- TASK MATERIAL
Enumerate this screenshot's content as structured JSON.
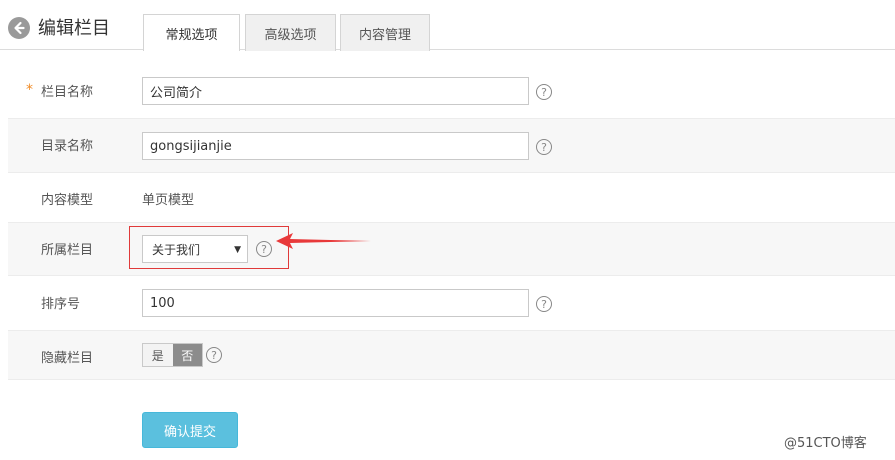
{
  "header": {
    "title": "编辑栏目",
    "tabs": [
      {
        "label": "常规选项",
        "active": true
      },
      {
        "label": "高级选项",
        "active": false
      },
      {
        "label": "内容管理",
        "active": false
      }
    ]
  },
  "form": {
    "column_name": {
      "label": "栏目名称",
      "required_mark": "*",
      "value": "公司简介"
    },
    "directory_name": {
      "label": "目录名称",
      "value": "gongsijianjie"
    },
    "content_model": {
      "label": "内容模型",
      "value": "单页模型"
    },
    "parent_column": {
      "label": "所属栏目",
      "selected": "关于我们"
    },
    "sort_number": {
      "label": "排序号",
      "value": "100"
    },
    "hidden_column": {
      "label": "隐藏栏目",
      "yes_label": "是",
      "no_label": "否",
      "selected": "否"
    },
    "help_glyph": "?"
  },
  "submit_label": "确认提交",
  "watermark": "@51CTO博客",
  "colors": {
    "accent_button": "#5bc0de",
    "highlight_border": "#e03a3a",
    "arrow": "#e8393a",
    "required_star": "#f08a24"
  },
  "icons": [
    "back-arrow-icon",
    "question-circle-icon",
    "caret-down-icon",
    "red-pointer-arrow"
  ]
}
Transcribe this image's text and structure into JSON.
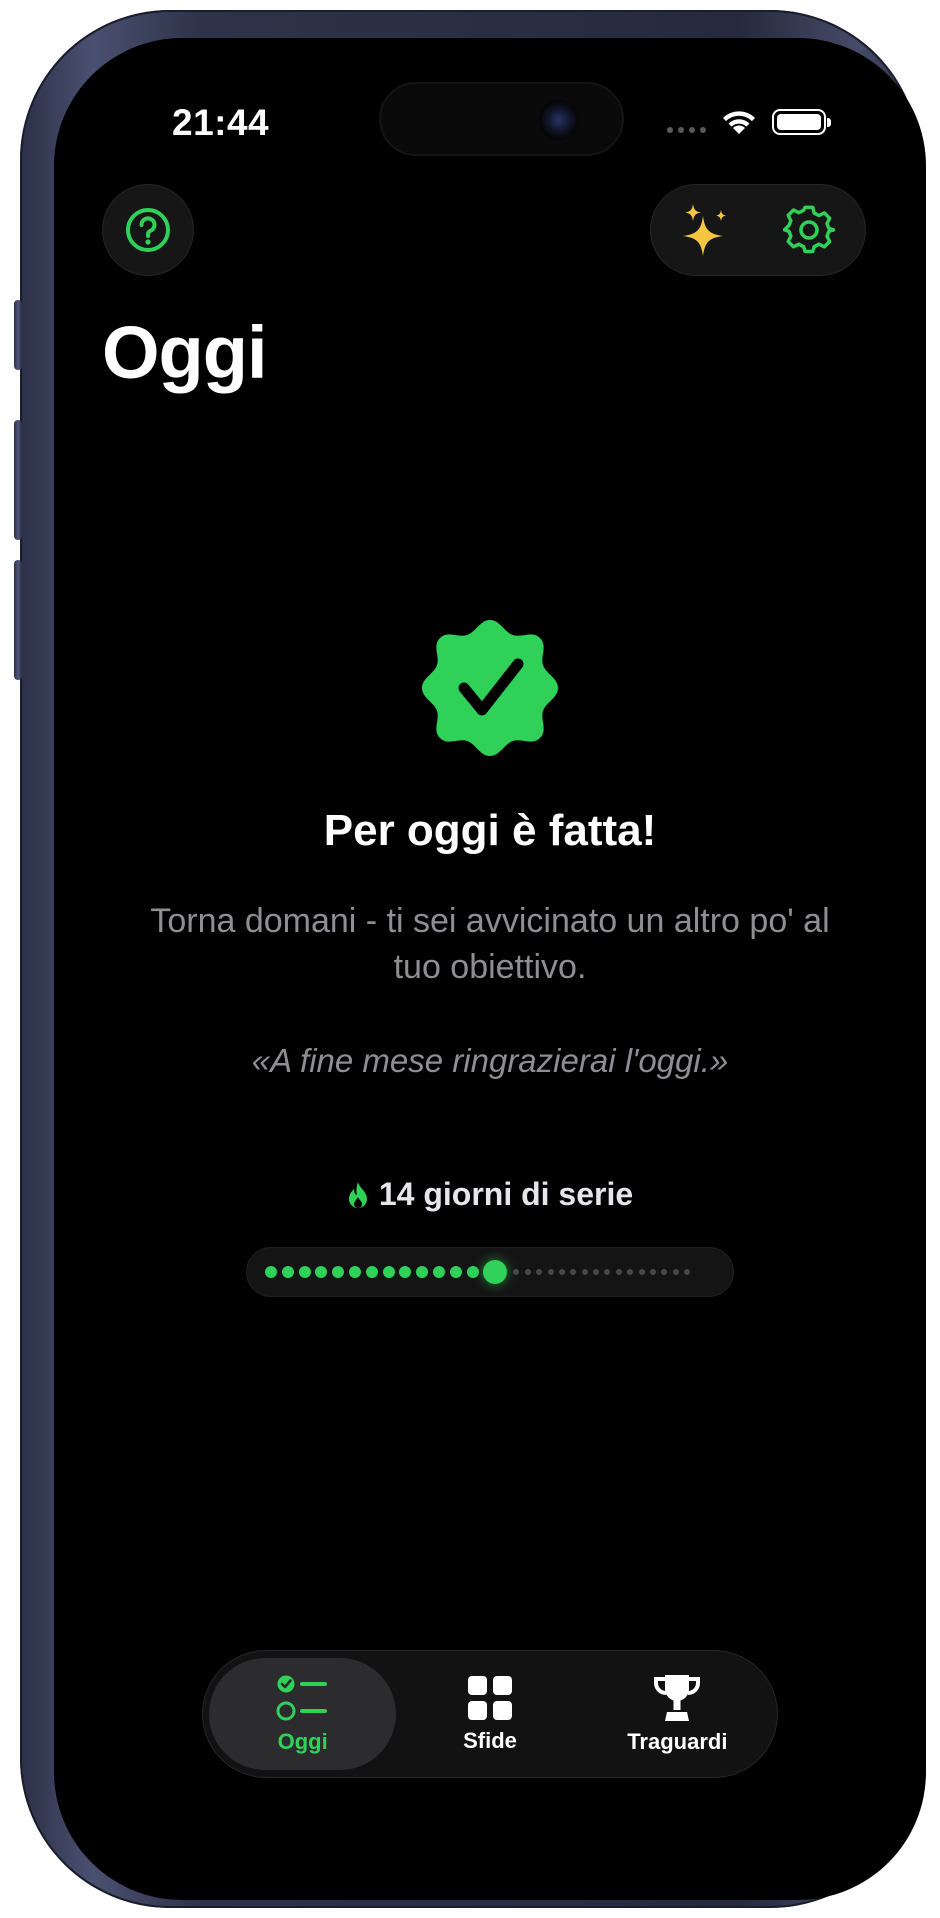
{
  "status_bar": {
    "time": "21:44",
    "icons": [
      "signal-icon",
      "wifi-icon",
      "battery-icon"
    ]
  },
  "header": {
    "help_icon": "question-circle-icon",
    "sparkles_icon": "sparkles-icon",
    "settings_icon": "gear-icon",
    "title": "Oggi"
  },
  "completion": {
    "badge_icon": "checkmark-seal-icon",
    "title": "Per oggi è fatta!",
    "subtitle": "Torna domani - ti sei avvicinato un altro po' al tuo obiettivo.",
    "quote": "«A fine mese ringrazierai l'oggi.»"
  },
  "streak": {
    "icon": "flame-icon",
    "label": "14 giorni di serie",
    "days_completed": 14,
    "total_days": 30
  },
  "tabbar": {
    "tabs": [
      {
        "label": "Oggi",
        "icon": "checklist-icon",
        "active": true
      },
      {
        "label": "Sfide",
        "icon": "grid-icon",
        "active": false
      },
      {
        "label": "Traguardi",
        "icon": "trophy-icon",
        "active": false
      }
    ]
  },
  "colors": {
    "accent": "#30d158",
    "background": "#000000",
    "secondary_text": "#8e8e93",
    "sparkles": "#f5c542"
  }
}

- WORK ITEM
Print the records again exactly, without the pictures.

- TASK ANSWER
Enumerate this screenshot's content as structured JSON.
{
  "header": {
    "title": "编辑栏目",
    "tabs": [
      {
        "label": "常规选项",
        "active": true
      },
      {
        "label": "高级选项",
        "active": false
      },
      {
        "label": "内容管理",
        "active": false
      }
    ]
  },
  "form": {
    "column_name": {
      "label": "栏目名称",
      "required_mark": "*",
      "value": "公司简介"
    },
    "directory_name": {
      "label": "目录名称",
      "value": "gongsijianjie"
    },
    "content_model": {
      "label": "内容模型",
      "value": "单页模型"
    },
    "parent_column": {
      "label": "所属栏目",
      "selected": "关于我们"
    },
    "sort_number": {
      "label": "排序号",
      "value": "100"
    },
    "hidden_column": {
      "label": "隐藏栏目",
      "yes_label": "是",
      "no_label": "否",
      "selected": "否"
    },
    "help_glyph": "?"
  },
  "submit_label": "确认提交",
  "watermark": "@51CTO博客",
  "colors": {
    "accent_button": "#5bc0de",
    "highlight_border": "#e03a3a",
    "arrow": "#e8393a",
    "required_star": "#f08a24"
  },
  "icons": [
    "back-arrow-icon",
    "question-circle-icon",
    "caret-down-icon",
    "red-pointer-arrow"
  ]
}
Transcribe this image's text and structure into JSON.
{
  "status_bar": {
    "time": "21:44",
    "icons": [
      "signal-icon",
      "wifi-icon",
      "battery-icon"
    ]
  },
  "header": {
    "help_icon": "question-circle-icon",
    "sparkles_icon": "sparkles-icon",
    "settings_icon": "gear-icon",
    "title": "Oggi"
  },
  "completion": {
    "badge_icon": "checkmark-seal-icon",
    "title": "Per oggi è fatta!",
    "subtitle": "Torna domani - ti sei avvicinato un altro po' al tuo obiettivo.",
    "quote": "«A fine mese ringrazierai l'oggi.»"
  },
  "streak": {
    "icon": "flame-icon",
    "label": "14 giorni di serie",
    "days_completed": 14,
    "total_days": 30
  },
  "tabbar": {
    "tabs": [
      {
        "label": "Oggi",
        "icon": "checklist-icon",
        "active": true
      },
      {
        "label": "Sfide",
        "icon": "grid-icon",
        "active": false
      },
      {
        "label": "Traguardi",
        "icon": "trophy-icon",
        "active": false
      }
    ]
  },
  "colors": {
    "accent": "#30d158",
    "background": "#000000",
    "secondary_text": "#8e8e93",
    "sparkles": "#f5c542"
  }
}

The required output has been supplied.